China’s industrial-output, investment and retail-sales growth cooled more than estimated in January and February, signaling an economic slowdown that makes the government’s 2014 expansion target harder to reach.
Factory production rose 8.6 percent in the two-month period from a year earlier, the National Bureau of Statistics said today in Beijing, the weakest start to a year since 2009. Retail sales advanced 11.8 percent, the slowest pace for the period since 2004, while the 17.9 percent increase in fixed-asset investment was a 13-year low for the months.
Hong Kong stocks fell and copper extended declines following the data, which came two hours after Premier Li Keqiang indicated he was confident the nation would meet what he said was a flexible growth target of “about” 7.5 percent. The slowdown may test the Communist Party’s commitment to give market forces a bigger role in the world’s second-largest economy while confronting overcapacity, debt and pollution.
“This is a very fast deceleration,” said Yao Wei, China economist at Societe Generale SA in Hong Kong, ranked as the most accurate forecaster of China’s gross domestic product by Bloomberg. “This is really beyond the tolerance of the Chinese government. As a result, I think they will cut the required reserve ratio quite soon or do some easing.”
Such a reduction could happen “within a few days” if the government wants to achieve 7.5 percent expansion, Yao said.
Hong Kong’s Hang Seng Index fell 0.7 percent at 3:16 p.m. local time after rising as much as 0.6 percent earlier in the day. The Shanghai Composite Index, which pared gains after the reports, closed 1.1 percent higher.
China combines data for industrial output, retail sales and fixed-asset investment for January and February, citing distortions from the weeklong Lunar New Year holiday, whose timing differs each year.
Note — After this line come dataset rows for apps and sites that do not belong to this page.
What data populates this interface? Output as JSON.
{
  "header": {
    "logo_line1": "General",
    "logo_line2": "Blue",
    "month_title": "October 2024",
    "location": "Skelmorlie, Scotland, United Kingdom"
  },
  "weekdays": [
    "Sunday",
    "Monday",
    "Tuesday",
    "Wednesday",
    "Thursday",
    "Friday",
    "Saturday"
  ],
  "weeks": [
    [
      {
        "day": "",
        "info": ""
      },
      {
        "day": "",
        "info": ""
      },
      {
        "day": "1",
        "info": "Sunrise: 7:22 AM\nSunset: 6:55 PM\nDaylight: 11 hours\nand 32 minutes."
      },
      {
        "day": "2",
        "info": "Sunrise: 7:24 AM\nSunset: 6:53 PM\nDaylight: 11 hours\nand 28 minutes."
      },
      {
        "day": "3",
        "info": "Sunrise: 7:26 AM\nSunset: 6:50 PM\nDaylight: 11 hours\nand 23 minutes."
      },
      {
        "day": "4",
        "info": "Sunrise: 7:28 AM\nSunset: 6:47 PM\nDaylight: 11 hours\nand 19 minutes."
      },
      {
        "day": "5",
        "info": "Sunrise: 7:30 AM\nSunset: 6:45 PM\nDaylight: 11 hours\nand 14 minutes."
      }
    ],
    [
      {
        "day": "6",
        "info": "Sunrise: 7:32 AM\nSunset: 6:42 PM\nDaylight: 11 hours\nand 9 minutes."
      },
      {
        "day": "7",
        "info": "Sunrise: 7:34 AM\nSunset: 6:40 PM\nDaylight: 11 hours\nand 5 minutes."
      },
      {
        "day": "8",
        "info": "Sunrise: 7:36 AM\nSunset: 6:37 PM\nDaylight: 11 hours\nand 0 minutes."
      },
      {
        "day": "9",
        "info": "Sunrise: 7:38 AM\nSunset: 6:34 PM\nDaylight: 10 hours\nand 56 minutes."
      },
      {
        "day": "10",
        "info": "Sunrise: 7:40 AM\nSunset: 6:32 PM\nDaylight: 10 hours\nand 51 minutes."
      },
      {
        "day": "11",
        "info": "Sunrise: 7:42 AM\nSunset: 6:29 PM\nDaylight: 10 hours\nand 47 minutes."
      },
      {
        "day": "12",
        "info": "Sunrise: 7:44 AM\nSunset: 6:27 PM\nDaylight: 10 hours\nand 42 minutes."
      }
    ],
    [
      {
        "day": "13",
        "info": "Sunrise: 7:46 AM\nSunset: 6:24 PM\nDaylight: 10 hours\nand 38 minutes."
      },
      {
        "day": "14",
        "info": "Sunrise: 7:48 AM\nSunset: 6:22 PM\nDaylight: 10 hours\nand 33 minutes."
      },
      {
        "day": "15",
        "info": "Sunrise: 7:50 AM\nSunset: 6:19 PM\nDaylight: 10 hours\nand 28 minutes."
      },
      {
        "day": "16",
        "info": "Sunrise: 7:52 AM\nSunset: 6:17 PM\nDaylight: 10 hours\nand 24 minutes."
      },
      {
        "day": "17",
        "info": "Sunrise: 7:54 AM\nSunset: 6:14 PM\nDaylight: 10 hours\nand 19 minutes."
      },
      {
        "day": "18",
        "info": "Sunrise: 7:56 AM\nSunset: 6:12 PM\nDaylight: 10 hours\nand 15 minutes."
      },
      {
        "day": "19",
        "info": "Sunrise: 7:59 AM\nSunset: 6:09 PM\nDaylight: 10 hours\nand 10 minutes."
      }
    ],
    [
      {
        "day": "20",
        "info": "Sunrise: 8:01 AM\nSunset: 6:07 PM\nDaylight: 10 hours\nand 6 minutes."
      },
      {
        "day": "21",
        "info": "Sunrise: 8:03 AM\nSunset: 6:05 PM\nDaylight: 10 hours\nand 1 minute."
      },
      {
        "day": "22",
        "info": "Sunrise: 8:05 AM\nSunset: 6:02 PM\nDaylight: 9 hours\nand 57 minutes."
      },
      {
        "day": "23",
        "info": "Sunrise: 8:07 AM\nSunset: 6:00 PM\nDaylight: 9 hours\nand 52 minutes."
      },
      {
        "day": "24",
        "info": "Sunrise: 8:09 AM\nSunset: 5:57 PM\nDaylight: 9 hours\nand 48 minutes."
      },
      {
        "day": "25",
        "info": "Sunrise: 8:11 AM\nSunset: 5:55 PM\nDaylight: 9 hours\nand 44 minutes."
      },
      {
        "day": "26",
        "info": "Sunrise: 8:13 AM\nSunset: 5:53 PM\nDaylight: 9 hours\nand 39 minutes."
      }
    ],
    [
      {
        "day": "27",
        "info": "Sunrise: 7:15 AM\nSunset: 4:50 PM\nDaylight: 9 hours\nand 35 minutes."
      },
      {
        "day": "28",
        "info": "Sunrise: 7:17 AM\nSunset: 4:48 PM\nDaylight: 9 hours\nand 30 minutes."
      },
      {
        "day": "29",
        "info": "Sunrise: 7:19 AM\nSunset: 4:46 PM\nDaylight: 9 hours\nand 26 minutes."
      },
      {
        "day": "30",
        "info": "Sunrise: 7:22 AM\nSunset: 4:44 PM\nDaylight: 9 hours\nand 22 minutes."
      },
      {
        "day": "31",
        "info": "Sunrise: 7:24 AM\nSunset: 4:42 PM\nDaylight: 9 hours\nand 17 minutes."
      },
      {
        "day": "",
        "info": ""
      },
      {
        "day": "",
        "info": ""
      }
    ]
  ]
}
Factory-production growth compared with the 9.5 percent median projection of analysts surveyed by Bloomberg News and a 9.7 percent advance in December. Retail sales were projected to rise 13.5 percent. They increased 13.6 percent in December.
The median estimate for fixed-asset investment growth was 19.4 percent, after a 2013 full-year pace of 19.6 percent and 21.2 percent in the first two months of last year.
“The fairly dramatic slowdown is unusual in Chinese economic history of the last decade” and today’s figures are “shockingly weak,” Dariusz Kowalczyk, senior economist and strategist at Credit Agricole CIB in Hong Kong, said in a note. “It points to a major deceleration of momentum in the beginning of 2014.”
Previously released data for February showed exports unexpectedly plunged by the most since the global financial crisis, producer-price deflation deepened and credit growth trailed estimates.
Data today from the statistics bureau also showed that the value of homes sold fell 5 percent from the same two months a year earlier. That compared with an almost doubling in sales in the first two months of 2013.
China Lodging Group Ltd., a Shanghai-based hotel-chain operator, said its occupancy rate dropped to 90 percent in the fourth quarter from 92.1 percent a year earlier, mainly due to a “soft and still recovering” economy, according to a March 11 statement.
“Since we say the GDP growth target is about 7.5 percent, ‘about’ means it has a certain degree of flexibility,” Li said at a press briefing in Beijing today after the end of the annual meeting of the National People’s Congress, referring to gross domestic product. “A bit higher or a bit lower, we have a level of tolerance here.”
The government cares more about jobs and ensuring people’s livelihoods rather than the pace of growth, Li said.
Credit Agricole’s Kowalczyk said Li’s highlighting of the “soft nature” of the target “will give him some flexibility to absorb the current slowdown without automatically reaching for stimulus measures as he would have in the past.”
China was able to realize last year’s economic targets without using short-term stimulus measures, Li said today. “Why will we be unable to do so this year?” he asked.
Li said earlier this month that pollution is a major concern, pledging to “declare war” on smog and close coal-fired furnaces. The country will reduce emissions and impose a ceiling on energy consumption, Li said in his work report to the NPC.
The yuan has weakened about 1.4 percent against the dollar this year, while the benchmark money-market rate this week touched the lowest level since March 2013. Yuan trading in Hong Kong’s offshore market trimmed gains to 0.07 percent following today’s data, after rising as much as 0.23 percent earlier.
China’s seven-day repurchase rate rose today, halting a five-day decline, after the central bank stepped up draining of excess cash from the financial system. The rate climbed 28.5 basis points to 2.51 percent as of 2:49 p.m. local time.
“Premier Li will have to allow further policy easing,” said Liu Li-Gang, head of Greater China economics at Australia & New Zealand Banking Group Ltd. in Hong Kong, estimating the data suggest growth about 7 percent. “It is perhaps the time” for the central bank to contemplate cutting interest rates or banks’ reserve requirements, since it’s unclear if China can sustain easier conditions in money markets and a weakening of the exchange rate, Liu said.
— With assistance by Rachel Butt